/---

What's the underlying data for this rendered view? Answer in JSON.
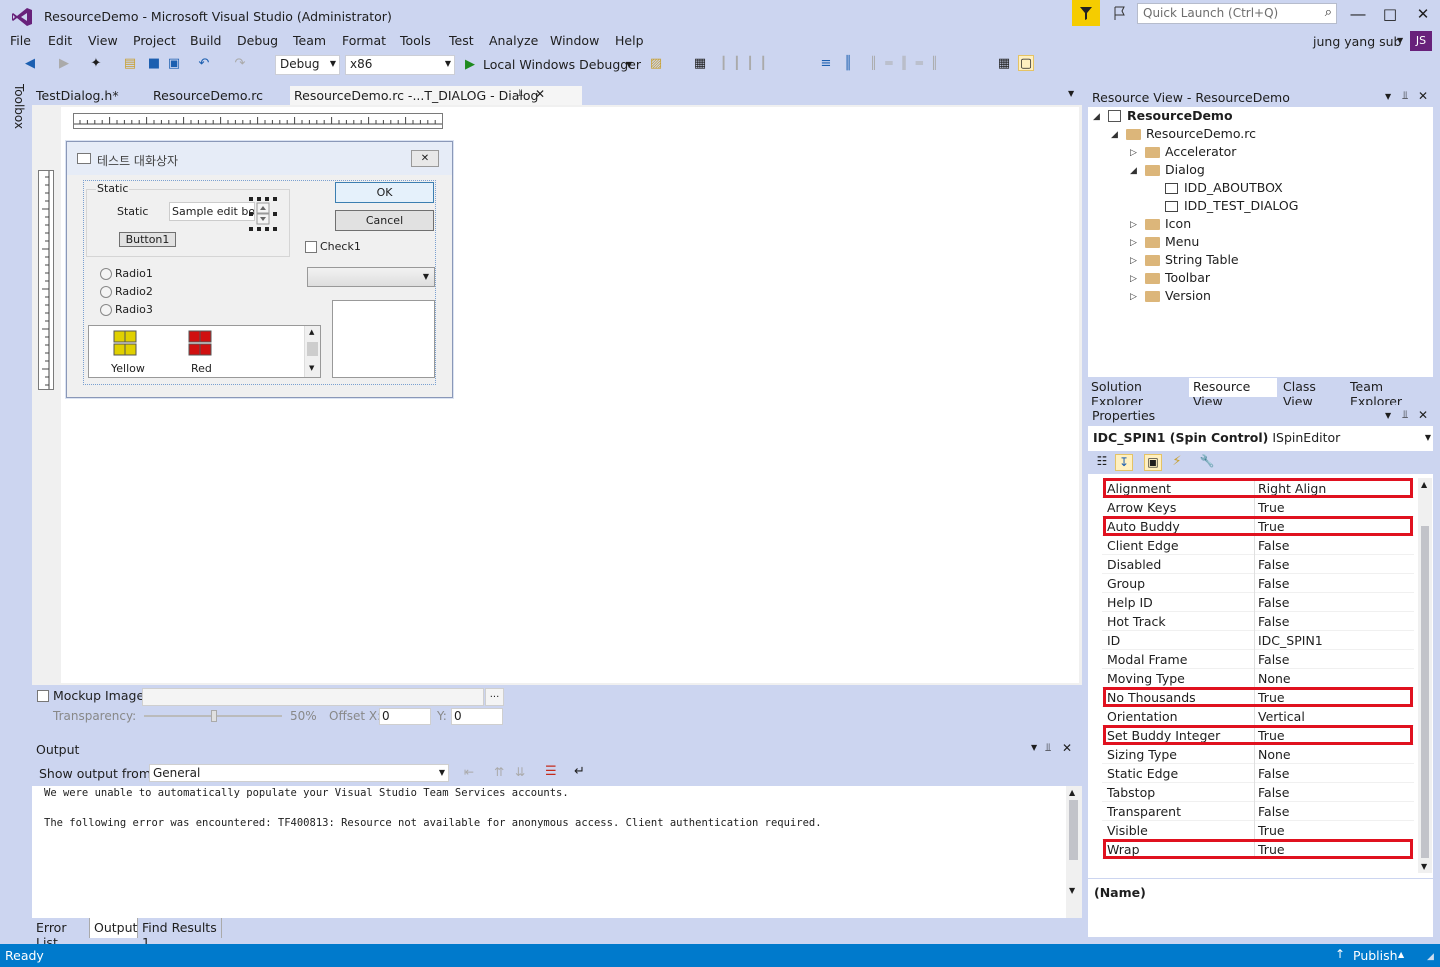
{
  "window": {
    "title": "ResourceDemo - Microsoft Visual Studio (Administrator)",
    "quick_launch_placeholder": "Quick Launch (Ctrl+Q)",
    "user_name": "jung yang sub",
    "user_initials": "JS",
    "accent": "#007acc"
  },
  "menu": [
    "File",
    "Edit",
    "View",
    "Project",
    "Build",
    "Debug",
    "Team",
    "Format",
    "Tools",
    "Test",
    "Analyze",
    "Window",
    "Help"
  ],
  "toolbar": {
    "config": "Debug",
    "platform": "x86",
    "debugger": "Local Windows Debugger"
  },
  "toolbox_label": "Toolbox",
  "doc_tabs": [
    "TestDialog.h*",
    "ResourceDemo.rc",
    "ResourceDemo.rc -...T_DIALOG - Dialog"
  ],
  "dialog": {
    "caption": "테스트 대화상자",
    "group_label": "Static",
    "static_label": "Static",
    "edit_value": "Sample edit box",
    "button1": "Button1",
    "ok": "OK",
    "cancel": "Cancel",
    "check1": "Check1",
    "radios": [
      "Radio1",
      "Radio2",
      "Radio3"
    ],
    "list_items": [
      "Yellow",
      "Red"
    ]
  },
  "mockup": {
    "label": "Mockup Image",
    "transparency_label": "Transparency:",
    "transparency_value": "50%",
    "offset_x_label": "Offset X:",
    "offset_x_value": "0",
    "y_label": "Y:",
    "y_value": "0",
    "browse": "..."
  },
  "output": {
    "title": "Output",
    "show_from_label": "Show output from:",
    "source": "General",
    "lines": [
      "We were unable to automatically populate your Visual Studio Team Services accounts.",
      "",
      "The following error was encountered: TF400813: Resource not available for anonymous access. Client authentication required."
    ]
  },
  "bottom_tabs": [
    "Error List",
    "Output",
    "Find Results 1"
  ],
  "status": {
    "left": "Ready",
    "publish": "Publish"
  },
  "resource_view": {
    "title": "Resource View - ResourceDemo",
    "root": "ResourceDemo",
    "rc": "ResourceDemo.rc",
    "folders_before": [
      "Accelerator"
    ],
    "dialog_folder": "Dialog",
    "dialogs": [
      "IDD_ABOUTBOX",
      "IDD_TEST_DIALOG"
    ],
    "folders_after": [
      "Icon",
      "Menu",
      "String Table",
      "Toolbar",
      "Version"
    ]
  },
  "side_tabs": [
    "Solution Explorer",
    "Resource View",
    "Class View",
    "Team Explorer"
  ],
  "properties": {
    "title": "Properties",
    "object": "IDC_SPIN1 (Spin Control)",
    "object_type": "ISpinEditor",
    "rows": [
      {
        "name": "Alignment",
        "value": "Right Align",
        "hl": true
      },
      {
        "name": "Arrow Keys",
        "value": "True",
        "hl": false
      },
      {
        "name": "Auto Buddy",
        "value": "True",
        "hl": true
      },
      {
        "name": "Client Edge",
        "value": "False",
        "hl": false
      },
      {
        "name": "Disabled",
        "value": "False",
        "hl": false
      },
      {
        "name": "Group",
        "value": "False",
        "hl": false
      },
      {
        "name": "Help ID",
        "value": "False",
        "hl": false
      },
      {
        "name": "Hot Track",
        "value": "False",
        "hl": false
      },
      {
        "name": "ID",
        "value": "IDC_SPIN1",
        "hl": false
      },
      {
        "name": "Modal Frame",
        "value": "False",
        "hl": false
      },
      {
        "name": "Moving Type",
        "value": "None",
        "hl": false
      },
      {
        "name": "No Thousands",
        "value": "True",
        "hl": true
      },
      {
        "name": "Orientation",
        "value": "Vertical",
        "hl": false
      },
      {
        "name": "Set Buddy Integer",
        "value": "True",
        "hl": true
      },
      {
        "name": "Sizing Type",
        "value": "None",
        "hl": false
      },
      {
        "name": "Static Edge",
        "value": "False",
        "hl": false
      },
      {
        "name": "Tabstop",
        "value": "False",
        "hl": false
      },
      {
        "name": "Transparent",
        "value": "False",
        "hl": false
      },
      {
        "name": "Visible",
        "value": "True",
        "hl": false
      },
      {
        "name": "Wrap",
        "value": "True",
        "hl": true
      }
    ],
    "desc_title": "(Name)"
  }
}
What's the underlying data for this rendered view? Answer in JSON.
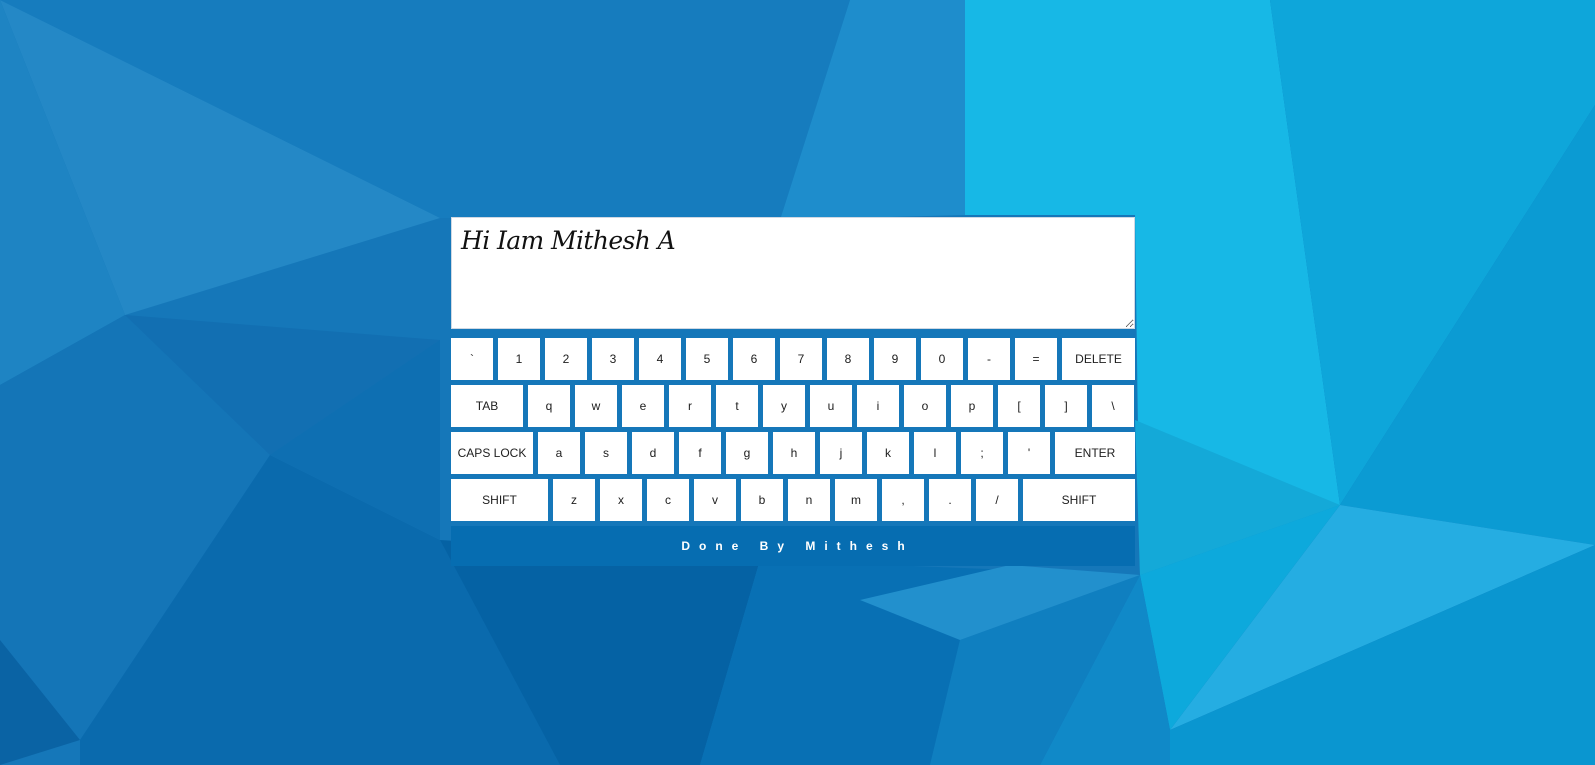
{
  "background": {
    "base_color": "#1577b9",
    "palette": [
      "#1577b9",
      "#066db1",
      "#17b8e6",
      "#2288c7",
      "#0a9fd6",
      "#24aee2",
      "#0f7fc0"
    ]
  },
  "editor": {
    "value": "Hi Iam Mithesh A",
    "font_style": "handwritten-script"
  },
  "keyboard": {
    "rows": [
      [
        {
          "label": "`",
          "name": "key-backtick"
        },
        {
          "label": "1",
          "name": "key-1"
        },
        {
          "label": "2",
          "name": "key-2"
        },
        {
          "label": "3",
          "name": "key-3"
        },
        {
          "label": "4",
          "name": "key-4"
        },
        {
          "label": "5",
          "name": "key-5"
        },
        {
          "label": "6",
          "name": "key-6"
        },
        {
          "label": "7",
          "name": "key-7"
        },
        {
          "label": "8",
          "name": "key-8"
        },
        {
          "label": "9",
          "name": "key-9"
        },
        {
          "label": "0",
          "name": "key-0"
        },
        {
          "label": "-",
          "name": "key-minus"
        },
        {
          "label": "=",
          "name": "key-equals"
        },
        {
          "label": "DELETE",
          "name": "key-delete",
          "cls": "w-delete"
        }
      ],
      [
        {
          "label": "TAB",
          "name": "key-tab",
          "cls": "w-tab"
        },
        {
          "label": "q",
          "name": "key-q"
        },
        {
          "label": "w",
          "name": "key-w"
        },
        {
          "label": "e",
          "name": "key-e"
        },
        {
          "label": "r",
          "name": "key-r"
        },
        {
          "label": "t",
          "name": "key-t"
        },
        {
          "label": "y",
          "name": "key-y"
        },
        {
          "label": "u",
          "name": "key-u"
        },
        {
          "label": "i",
          "name": "key-i"
        },
        {
          "label": "o",
          "name": "key-o"
        },
        {
          "label": "p",
          "name": "key-p"
        },
        {
          "label": "[",
          "name": "key-open-bracket"
        },
        {
          "label": "]",
          "name": "key-close-bracket"
        },
        {
          "label": "\\",
          "name": "key-backslash"
        }
      ],
      [
        {
          "label": "CAPS LOCK",
          "name": "key-caps-lock",
          "cls": "w-caps"
        },
        {
          "label": "a",
          "name": "key-a"
        },
        {
          "label": "s",
          "name": "key-s"
        },
        {
          "label": "d",
          "name": "key-d"
        },
        {
          "label": "f",
          "name": "key-f"
        },
        {
          "label": "g",
          "name": "key-g"
        },
        {
          "label": "h",
          "name": "key-h"
        },
        {
          "label": "j",
          "name": "key-j"
        },
        {
          "label": "k",
          "name": "key-k"
        },
        {
          "label": "l",
          "name": "key-l"
        },
        {
          "label": ";",
          "name": "key-semicolon"
        },
        {
          "label": "'",
          "name": "key-quote"
        },
        {
          "label": "ENTER",
          "name": "key-enter",
          "cls": "w-enter"
        }
      ],
      [
        {
          "label": "SHIFT",
          "name": "key-shift-left",
          "cls": "w-shift-l"
        },
        {
          "label": "z",
          "name": "key-z"
        },
        {
          "label": "x",
          "name": "key-x"
        },
        {
          "label": "c",
          "name": "key-c"
        },
        {
          "label": "v",
          "name": "key-v"
        },
        {
          "label": "b",
          "name": "key-b"
        },
        {
          "label": "n",
          "name": "key-n"
        },
        {
          "label": "m",
          "name": "key-m"
        },
        {
          "label": ",",
          "name": "key-comma"
        },
        {
          "label": ".",
          "name": "key-period"
        },
        {
          "label": "/",
          "name": "key-slash"
        },
        {
          "label": "SHIFT",
          "name": "key-shift-right",
          "cls": "w-shift-r"
        }
      ]
    ]
  },
  "footer": {
    "text": "Done By Mithesh",
    "background_color": "#066db1"
  }
}
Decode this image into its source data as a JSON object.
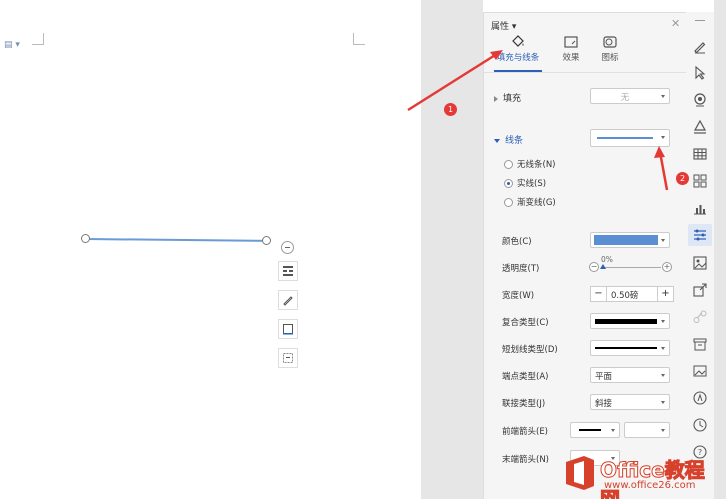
{
  "panel": {
    "title": "属性",
    "tabs": [
      {
        "label": "填充与线条",
        "icon": "paint-bucket-icon",
        "active": true
      },
      {
        "label": "效果",
        "icon": "effects-icon",
        "active": false
      },
      {
        "label": "图标",
        "icon": "shape-icon",
        "active": false
      }
    ],
    "fill": {
      "label": "填充",
      "value": "无"
    },
    "line": {
      "label": "线条",
      "options": {
        "none": "无线条(N)",
        "solid": "实线(S)",
        "gradient": "渐变线(G)"
      },
      "selected": "solid"
    },
    "props": {
      "color": {
        "label": "颜色(C)",
        "swatch": "#5b8fd4"
      },
      "transparency": {
        "label": "透明度(T)",
        "value": "0%"
      },
      "width": {
        "label": "宽度(W)",
        "value": "0.50磅",
        "minus": "−",
        "plus": "+"
      },
      "compound": {
        "label": "复合类型(C)"
      },
      "dash": {
        "label": "短划线类型(D)"
      },
      "cap": {
        "label": "端点类型(A)",
        "value": "平面"
      },
      "join": {
        "label": "联接类型(J)",
        "value": "斜接"
      },
      "start_arrow": {
        "label": "前端箭头(E)"
      },
      "end_arrow": {
        "label": "末端箭头(N)"
      }
    }
  },
  "annotations": {
    "badge1": "1",
    "badge2": "2",
    "color": "#e53935"
  },
  "watermark": {
    "text": "Office教程网",
    "url": "www.office26.com",
    "color": "#d7402a"
  },
  "toolbar": {
    "icons": [
      "pen-icon",
      "cursor-icon",
      "location-icon",
      "fill-icon",
      "table-icon",
      "grid-icon",
      "chart-icon",
      "settings-sliders-icon",
      "image-icon",
      "share-icon",
      "link-icon",
      "archive-icon",
      "picture-icon",
      "ai-icon",
      "history-icon",
      "help-icon"
    ]
  }
}
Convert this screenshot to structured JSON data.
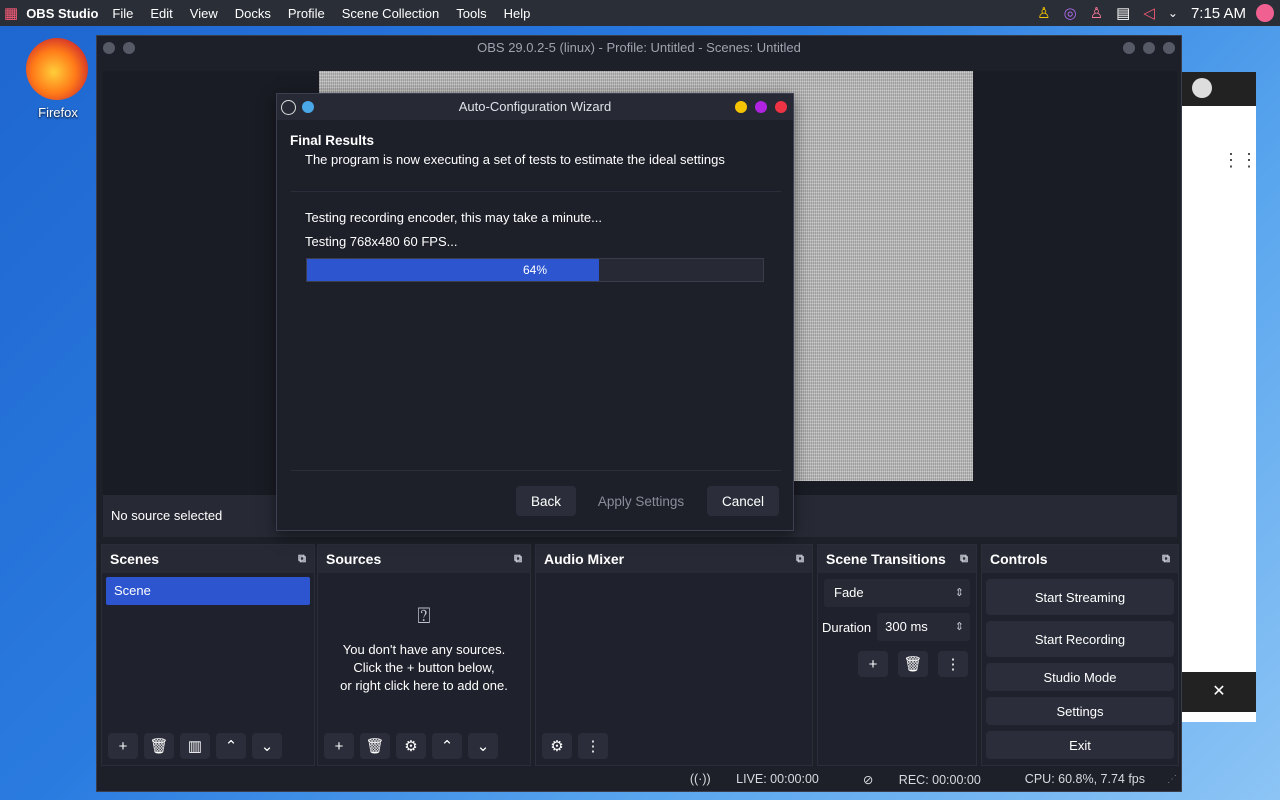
{
  "topbar": {
    "app_name": "OBS Studio",
    "menus": [
      "File",
      "Edit",
      "View",
      "Docks",
      "Profile",
      "Scene Collection",
      "Tools",
      "Help"
    ],
    "clock": "7:15 AM"
  },
  "desktop": {
    "firefox_label": "Firefox"
  },
  "obs": {
    "title": "OBS 29.0.2-5 (linux) - Profile: Untitled - Scenes: Untitled",
    "no_source": "No source selected",
    "docks": {
      "scenes_title": "Scenes",
      "scene_item": "Scene",
      "sources_title": "Sources",
      "sources_empty_1": "You don't have any sources.",
      "sources_empty_2": "Click the + button below,",
      "sources_empty_3": "or right click here to add one.",
      "audio_title": "Audio Mixer",
      "transitions_title": "Scene Transitions",
      "transition_value": "Fade",
      "duration_label": "Duration",
      "duration_value": "300 ms",
      "controls_title": "Controls",
      "controls": [
        "Start Streaming",
        "Start Recording",
        "Studio Mode",
        "Settings",
        "Exit"
      ]
    },
    "status": {
      "live": "LIVE: 00:00:00",
      "rec": "REC: 00:00:00",
      "cpu": "CPU: 60.8%, 7.74 fps"
    }
  },
  "wizard": {
    "title": "Auto-Configuration Wizard",
    "heading": "Final Results",
    "subtitle": "The program is now executing a set of tests to estimate the ideal settings",
    "line1": "Testing recording encoder, this may take a minute...",
    "line2": "Testing 768x480 60 FPS...",
    "progress": 64,
    "progress_label": "64%",
    "back": "Back",
    "apply": "Apply Settings",
    "cancel": "Cancel"
  },
  "colors": {
    "accent": "#2c55cf",
    "dot_yellow": "#f5c400",
    "dot_purple": "#b023e0",
    "dot_red": "#ee3344",
    "dot_blue": "#4aa8e8"
  }
}
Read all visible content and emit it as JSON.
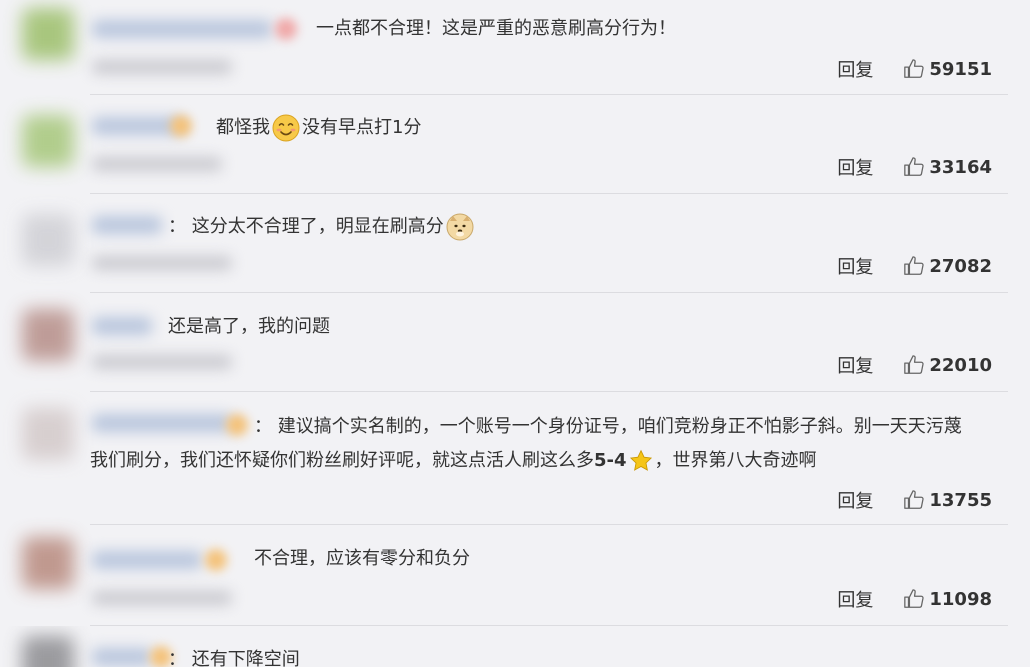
{
  "colors": {
    "background": "#f2f2f5",
    "text": "#333333",
    "divider": "#dcdce0"
  },
  "comments": [
    {
      "text_parts": [
        "一点都不合理！这是严重的恶意刷高分行为！"
      ],
      "reply_label": "回复",
      "likes": "59151"
    },
    {
      "text_parts": [
        "都怪我",
        "没有早点打1分"
      ],
      "emoji": "smile-emoji",
      "reply_label": "回复",
      "likes": "33164"
    },
    {
      "text_parts": [
        "：  这分太不合理了，明显在刷高分"
      ],
      "emoji": "doge-emoji",
      "reply_label": "回复",
      "likes": "27082"
    },
    {
      "text_parts": [
        "还是高了，我的问题"
      ],
      "reply_label": "回复",
      "likes": "22010"
    },
    {
      "text_parts": [
        "：  建议搞个实名制的，一个账号一个身份证号，咱们竞粉身正不怕影子斜。别一天天污蔑",
        "我们刷分，我们还怀疑你们粉丝刷好评呢，就这点活人刷这么多",
        "5-4",
        "，世界第八大奇迹啊"
      ],
      "emoji": "star-emoji",
      "reply_label": "回复",
      "likes": "13755"
    },
    {
      "text_parts": [
        "不合理，应该有零分和负分"
      ],
      "reply_label": "回复",
      "likes": "11098"
    },
    {
      "text_parts": [
        "：  还有下降空间"
      ]
    }
  ]
}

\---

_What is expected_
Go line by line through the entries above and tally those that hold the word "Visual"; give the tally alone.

_Your solution_
2